_Requirement_
Would you reproduce each line below exactly, leaving every picture out?

Component data from apps and pages
________
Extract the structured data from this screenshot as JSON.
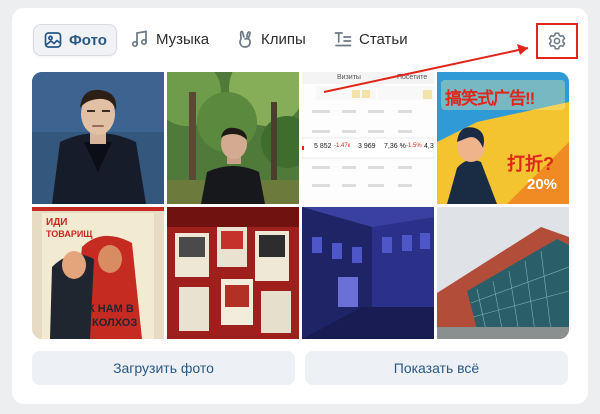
{
  "tabs": [
    {
      "label": "Фото",
      "icon": "image-icon",
      "active": true
    },
    {
      "label": "Музыка",
      "icon": "music-note-icon",
      "active": false
    },
    {
      "label": "Клипы",
      "icon": "clips-hand-icon",
      "active": false
    },
    {
      "label": "Статьи",
      "icon": "article-icon",
      "active": false
    }
  ],
  "settings_icon": "gear-icon",
  "photos": [
    {
      "name": "photo-man-dark-coat"
    },
    {
      "name": "photo-man-forest"
    },
    {
      "name": "photo-stats-screenshot"
    },
    {
      "name": "photo-chinese-poster"
    },
    {
      "name": "photo-soviet-poster"
    },
    {
      "name": "photo-museum-wall"
    },
    {
      "name": "photo-night-street"
    },
    {
      "name": "photo-glass-building"
    }
  ],
  "stats_shot": {
    "col1": "Визиты",
    "col2": "Посетите",
    "row_values": [
      "5 852",
      "-1.47к",
      "3 969",
      "7,36 %",
      "-1.5%",
      "4,3"
    ]
  },
  "poster_cn": {
    "title": "搞笑式广告!!",
    "bottom": "打折?",
    "percent": "20%"
  },
  "poster_su": {
    "top": "ИДИ",
    "top2": "ТОВАРИЩ",
    "bottom1": "К НАМ В",
    "bottom2": "КОЛХОЗ"
  },
  "buttons": {
    "upload": "Загрузить фото",
    "show_all": "Показать всё"
  },
  "colors": {
    "accent": "#2a5885",
    "highlight": "#e0261b",
    "button_bg": "#edf0f5"
  }
}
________
_Task solution_
Extract the structured data from this screenshot as JSON.
{
  "tabs": [
    {
      "label": "Фото",
      "icon": "image-icon",
      "active": true
    },
    {
      "label": "Музыка",
      "icon": "music-note-icon",
      "active": false
    },
    {
      "label": "Клипы",
      "icon": "clips-hand-icon",
      "active": false
    },
    {
      "label": "Статьи",
      "icon": "article-icon",
      "active": false
    }
  ],
  "settings_icon": "gear-icon",
  "photos": [
    {
      "name": "photo-man-dark-coat"
    },
    {
      "name": "photo-man-forest"
    },
    {
      "name": "photo-stats-screenshot"
    },
    {
      "name": "photo-chinese-poster"
    },
    {
      "name": "photo-soviet-poster"
    },
    {
      "name": "photo-museum-wall"
    },
    {
      "name": "photo-night-street"
    },
    {
      "name": "photo-glass-building"
    }
  ],
  "stats_shot": {
    "col1": "Визиты",
    "col2": "Посетите",
    "row_values": [
      "5 852",
      "-1.47к",
      "3 969",
      "7,36 %",
      "-1.5%",
      "4,3"
    ]
  },
  "poster_cn": {
    "title": "搞笑式广告!!",
    "bottom": "打折?",
    "percent": "20%"
  },
  "poster_su": {
    "top": "ИДИ",
    "top2": "ТОВАРИЩ",
    "bottom1": "К НАМ В",
    "bottom2": "КОЛХОЗ"
  },
  "buttons": {
    "upload": "Загрузить фото",
    "show_all": "Показать всё"
  },
  "colors": {
    "accent": "#2a5885",
    "highlight": "#e0261b",
    "button_bg": "#edf0f5"
  }
}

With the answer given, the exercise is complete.